- Graduates should understand that getting experience does not mean one should get a prestigious corporation to get their working experience. It is our duty as a community to dismantle misconceptions that define graduates as peculiar than the people outside the qualification curriculums. In countries like Germany, you find graduates with MBA’s bar-tendering and doing all the menial jobs without feeling entitled to the prestigious corporations to get jobs, let alone being solely employed by government institutions. They are not celebrated at all, their communities understand that when you are young and a graduate, it is time to go out there and get every experience you may possibly can.
- I can personally attest that with the majority of the Curriculum Vitae we have reviewed; over 1500 in the past 2 years, most of these graduates Curriculum Vitae’s are like pieces of papers written by 12 year olds on an English class test in Grade 7. Where is the investment in the brand that you are – as a graduate?
All in all this is to say, being a graduate does not mean you are entitled to employment, it is your capacity to implement your self first to the development of your brand (Who you are) as a graduate, relatively to the job market industry you relate to – that will guarantee you a chance to the job market. This is another reason why majority of companies find it hard to hire graduates specifically!
One of the UK’s biggest graduate recruiters has removed degree classification from the entry criteria for its hiring programmes, having found “no evidence” that success at university was correlated with achievement in professional qualifications.
Accountancy firm Ernst and Young, known as EY, does no longer require students to have a 2:1 degree and the equivalent of three B grades at A level to be considered for its graduate programmes.
Instead, the company will use numerical tests and online “strength” assessments to assess the potential of applicants.
This is why we should re-evaluate the graduate industry.
This means – getting a job and kick starting your career has nothing to do with what qualification you have. It has everything to do with who you are, you character and or attitude. That is why I personally believe that “Your qualification can take you where ever you want to be in life, but it is only your attitude and character that will keep you there.”

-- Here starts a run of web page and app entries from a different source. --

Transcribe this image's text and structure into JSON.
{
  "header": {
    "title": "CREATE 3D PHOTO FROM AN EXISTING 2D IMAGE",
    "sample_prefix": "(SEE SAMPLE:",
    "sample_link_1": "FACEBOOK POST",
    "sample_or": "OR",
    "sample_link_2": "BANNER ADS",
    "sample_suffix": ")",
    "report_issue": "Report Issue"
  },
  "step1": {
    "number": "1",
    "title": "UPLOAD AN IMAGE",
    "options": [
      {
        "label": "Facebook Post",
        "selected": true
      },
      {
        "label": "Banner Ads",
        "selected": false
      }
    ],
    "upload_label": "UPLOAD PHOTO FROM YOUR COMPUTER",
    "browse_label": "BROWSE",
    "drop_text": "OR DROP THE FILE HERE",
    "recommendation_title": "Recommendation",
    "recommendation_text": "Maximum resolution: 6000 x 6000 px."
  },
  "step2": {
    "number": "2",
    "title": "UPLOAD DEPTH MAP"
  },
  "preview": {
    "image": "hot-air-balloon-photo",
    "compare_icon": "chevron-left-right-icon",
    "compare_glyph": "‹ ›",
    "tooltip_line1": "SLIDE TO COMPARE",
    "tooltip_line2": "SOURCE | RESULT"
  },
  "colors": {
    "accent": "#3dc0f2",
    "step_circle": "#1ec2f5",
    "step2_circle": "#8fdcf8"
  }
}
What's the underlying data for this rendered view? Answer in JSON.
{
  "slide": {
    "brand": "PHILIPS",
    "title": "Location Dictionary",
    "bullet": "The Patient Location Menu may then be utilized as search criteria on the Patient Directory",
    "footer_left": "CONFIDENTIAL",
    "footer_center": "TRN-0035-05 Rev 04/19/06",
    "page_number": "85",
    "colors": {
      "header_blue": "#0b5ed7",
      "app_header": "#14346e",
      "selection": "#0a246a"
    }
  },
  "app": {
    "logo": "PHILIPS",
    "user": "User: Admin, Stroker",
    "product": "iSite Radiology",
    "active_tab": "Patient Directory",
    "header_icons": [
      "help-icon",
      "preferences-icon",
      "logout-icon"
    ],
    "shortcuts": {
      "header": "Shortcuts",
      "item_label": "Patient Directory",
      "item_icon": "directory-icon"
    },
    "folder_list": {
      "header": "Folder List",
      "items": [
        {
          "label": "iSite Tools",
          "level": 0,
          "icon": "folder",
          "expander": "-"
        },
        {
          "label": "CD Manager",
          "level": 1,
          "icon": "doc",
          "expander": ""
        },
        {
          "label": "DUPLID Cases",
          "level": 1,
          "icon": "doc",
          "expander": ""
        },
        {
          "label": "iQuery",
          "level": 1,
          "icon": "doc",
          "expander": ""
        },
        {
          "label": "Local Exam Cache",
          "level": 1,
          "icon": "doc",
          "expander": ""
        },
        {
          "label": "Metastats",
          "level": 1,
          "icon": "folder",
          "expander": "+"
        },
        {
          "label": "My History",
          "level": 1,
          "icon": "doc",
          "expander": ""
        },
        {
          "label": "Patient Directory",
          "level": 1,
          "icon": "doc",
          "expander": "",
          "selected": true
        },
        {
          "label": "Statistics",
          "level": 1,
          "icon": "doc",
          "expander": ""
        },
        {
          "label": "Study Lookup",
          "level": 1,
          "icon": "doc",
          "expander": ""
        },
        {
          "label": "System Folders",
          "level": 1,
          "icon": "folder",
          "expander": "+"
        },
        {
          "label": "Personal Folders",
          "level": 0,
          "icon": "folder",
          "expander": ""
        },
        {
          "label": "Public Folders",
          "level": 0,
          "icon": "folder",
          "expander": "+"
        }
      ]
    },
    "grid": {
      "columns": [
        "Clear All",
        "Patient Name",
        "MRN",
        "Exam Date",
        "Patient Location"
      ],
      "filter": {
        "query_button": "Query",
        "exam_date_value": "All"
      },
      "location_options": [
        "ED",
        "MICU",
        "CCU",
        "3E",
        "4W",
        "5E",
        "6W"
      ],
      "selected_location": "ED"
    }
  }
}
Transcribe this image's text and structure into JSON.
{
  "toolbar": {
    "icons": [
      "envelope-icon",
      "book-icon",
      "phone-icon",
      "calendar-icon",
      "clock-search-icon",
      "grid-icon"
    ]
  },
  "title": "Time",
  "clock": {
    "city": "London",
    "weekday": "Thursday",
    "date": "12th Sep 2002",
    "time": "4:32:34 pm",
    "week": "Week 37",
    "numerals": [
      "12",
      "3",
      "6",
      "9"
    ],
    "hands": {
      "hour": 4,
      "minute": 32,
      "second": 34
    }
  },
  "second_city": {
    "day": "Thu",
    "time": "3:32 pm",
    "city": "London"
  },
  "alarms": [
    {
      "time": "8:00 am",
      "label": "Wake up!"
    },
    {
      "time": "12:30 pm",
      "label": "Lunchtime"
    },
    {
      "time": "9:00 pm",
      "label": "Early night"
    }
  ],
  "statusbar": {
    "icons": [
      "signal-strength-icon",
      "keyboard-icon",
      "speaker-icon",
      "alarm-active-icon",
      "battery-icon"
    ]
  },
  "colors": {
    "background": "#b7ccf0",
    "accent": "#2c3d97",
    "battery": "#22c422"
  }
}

“We do not see things as they are, we see things as we are. If you change the way you look at things, the things you look at will change!”
Bayekeni Thenga is certified in Advanced Career Guidance, Excellence in Service, Entrepreneurship and Project Management.